“Where the days are short and the nights are long.” – The Ramones, California Sun
It was indeed a holiday week last week, with very low volume and no price movement to speak of. The last five days have traded almost completely level, a most unusual episode, so one would expect some movement this week, a busy one for news releases.
What that direction might be, I couldn’t say. Without a shocking story, it’s unlikely the markets will move much between now and the end of the year. Broadly speaking, equities are nearly always up in the period that runs from around Thanksgiving to around the end of the year, but the exact start and stop dates can be tricky to ascertain. Too, the first half of December usually sees some heavy weather for stocks, so it would be rash to assume everything will float steadily up the last five weeks.
That tendency must be set next to the rather unusual state of the S&P being virtually flat on the year as the calendar enters December. Traders and professional managers will be prepared to fight to keep prices in the black. Certainly some small pullback is possible, but without bigger gains to protect that might inspire protective selling, any decline would need major help from the news to become anything more than another blip in a year that has been mostly made up of blips. Perhaps the Friday jobs report will provide a surprise, but the market is prepared to interpret almost any number on an as-needed basis.
I hope you all enjoyed a happy Thanksgiving. I end this brief holiday note with the admonition that this December is set up to be all about managing stock prices and will likely mean very little otherwise; the equity markets would like nothing more to float home on their own home-grown helium. They may succeed, in the process generating the usual self-serving fluff – for example, the bar has been set very low for retail sales this holiday season, making expectations easy to beat – but that success would only mean that nothing big enough to disturb them was able to show up in the final weeks. It would mean nothing about either this year or the next.
The Economic Beat (in holiday time)
The pace of housing remained steady, with existing home sales at a 5.36 million (mm) October rate, down from 5.55mm in September, and new home sales at a 495,000 rate (seasonally adjusted), up from a downwardly revised 447K. Look for October new-home sales to be revised downward as well; actual twelve-month sales have hovered in the 490K-495K range for several months running. The Case-Shiller index showed home prices up 5.5% year-on-year, within the year’s range; federal data showed a larger gain of 6.1%.
Third-quarter GDP was revised upward from 1.5% to 2.1%, thanks to an upward revision to an inventory decline. Inventories remain heavy and sales remain weak, so the revision just postpones the eventual damage to the subsequent two quarters. Four-quarter GDP rose minimally, from 2.9% to 3.18%. Exports and imports fell in October.

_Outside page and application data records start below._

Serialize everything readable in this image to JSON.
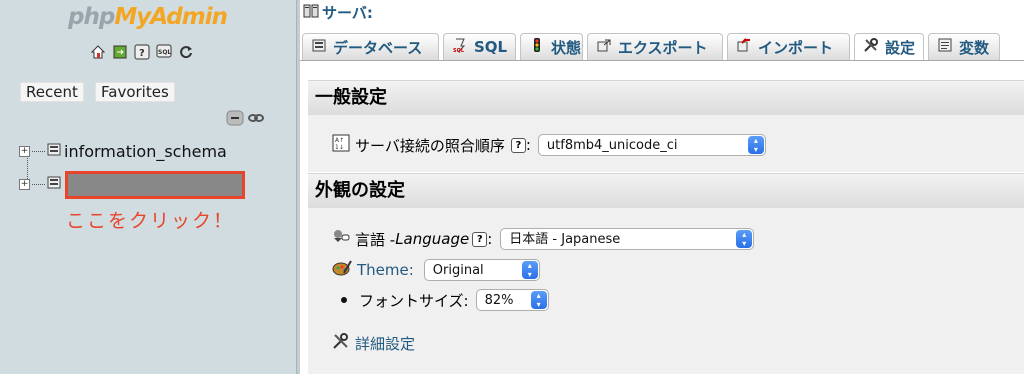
{
  "logo": {
    "part1": "php",
    "part2": "MyAdmin"
  },
  "nav": {
    "recent_label": "Recent",
    "favorites_label": "Favorites",
    "databases": [
      {
        "name": "information_schema"
      },
      {
        "name": ""
      }
    ],
    "click_note": "ここをクリック！"
  },
  "breadcrumb": {
    "server_label": "サーバ:"
  },
  "tabs": [
    {
      "label": "データベース",
      "icon": "database-icon"
    },
    {
      "label": "SQL",
      "icon": "sql-icon"
    },
    {
      "label": "状態",
      "icon": "status-icon"
    },
    {
      "label": "エクスポート",
      "icon": "export-icon"
    },
    {
      "label": "インポート",
      "icon": "import-icon"
    },
    {
      "label": "設定",
      "icon": "settings-icon"
    },
    {
      "label": "変数",
      "icon": "variables-icon"
    }
  ],
  "general": {
    "heading": "一般設定",
    "collation_label": "サーバ接続の照合順序",
    "collation_value": "utf8mb4_unicode_ci"
  },
  "appearance": {
    "heading": "外観の設定",
    "language_label": "言語 - ",
    "language_label_em": "Language",
    "language_value": "日本語 - Japanese",
    "theme_label": "Theme:",
    "theme_value": "Original",
    "fontsize_label": "フォントサイズ:",
    "fontsize_value": "82%",
    "more_settings": "詳細設定"
  },
  "colors": {
    "link": "#235a81",
    "highlight": "#e8452c",
    "nav_bg": "#d0dce0"
  }
}
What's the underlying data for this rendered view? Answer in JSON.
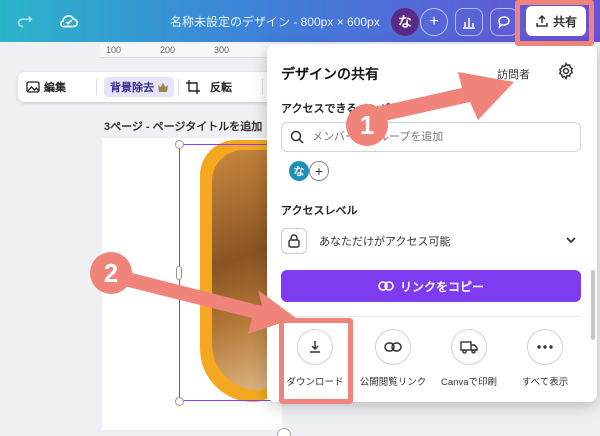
{
  "topbar": {
    "title": "名称未設定のデザイン - 800px × 600px",
    "avatar_initial": "な",
    "share_label": "共有"
  },
  "ruler": {
    "ticks": [
      "100",
      "200",
      "300"
    ]
  },
  "toolbar": {
    "edit_label": "編集",
    "bg_remove_label": "背景除去",
    "rotate_label": "反転"
  },
  "canvas": {
    "page_label": "3ページ - ページタイトルを追加"
  },
  "share_panel": {
    "title": "デザインの共有",
    "visitors_label": "訪問者",
    "members_label": "アクセスできるメンバー",
    "search_placeholder": "メンバー、グループを追加",
    "member_initial": "な",
    "access_level_label": "アクセスレベル",
    "access_value": "あなただけがアクセス可能",
    "copy_link_label": "リンクをコピー",
    "options": [
      {
        "label": "ダウンロード",
        "icon": "download-icon"
      },
      {
        "label": "公開閲覧リンク",
        "icon": "link-icon"
      },
      {
        "label": "Canvaで印刷",
        "icon": "truck-icon"
      },
      {
        "label": "すべて表示",
        "icon": "more-icon"
      }
    ]
  },
  "annotations": {
    "step1": "1",
    "step2": "2",
    "color": "#f0837a"
  }
}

Manufacturing continued in the doldrums, with surveys (Markit, Richmond Fed) showing lower readings yet durable goods showing a bit of life, with an ex-transportation monthly gain of 0.5%. Year-on-year, cap-ex new orders for business comped negative for the tenth consecutive month.
Personal income rose 0.4% in October, but spending rose only 0.1%. PCE spending dropped below the 3% mark (yr-yr) and inflation remains quite subdued, at 1.3% excluding food and energy. Consumer confidence fell sharply from 99.1 to a still-elevated 90.4. Forget about spending clues because there aren’t any, but it could be another sign of a slowing job market.
Next week is a busy one, with the highlight being the November jobs report on Friday. Other reports include manufacturing surveys from Chicago and Dallas on Monday, with the national survey Tuesday. We will also see pending home sales (Monday), construction spending and auto sales on Tuesday, productivity and the Beige Book on Wednesday, factory orders Thursday and international trade Friday.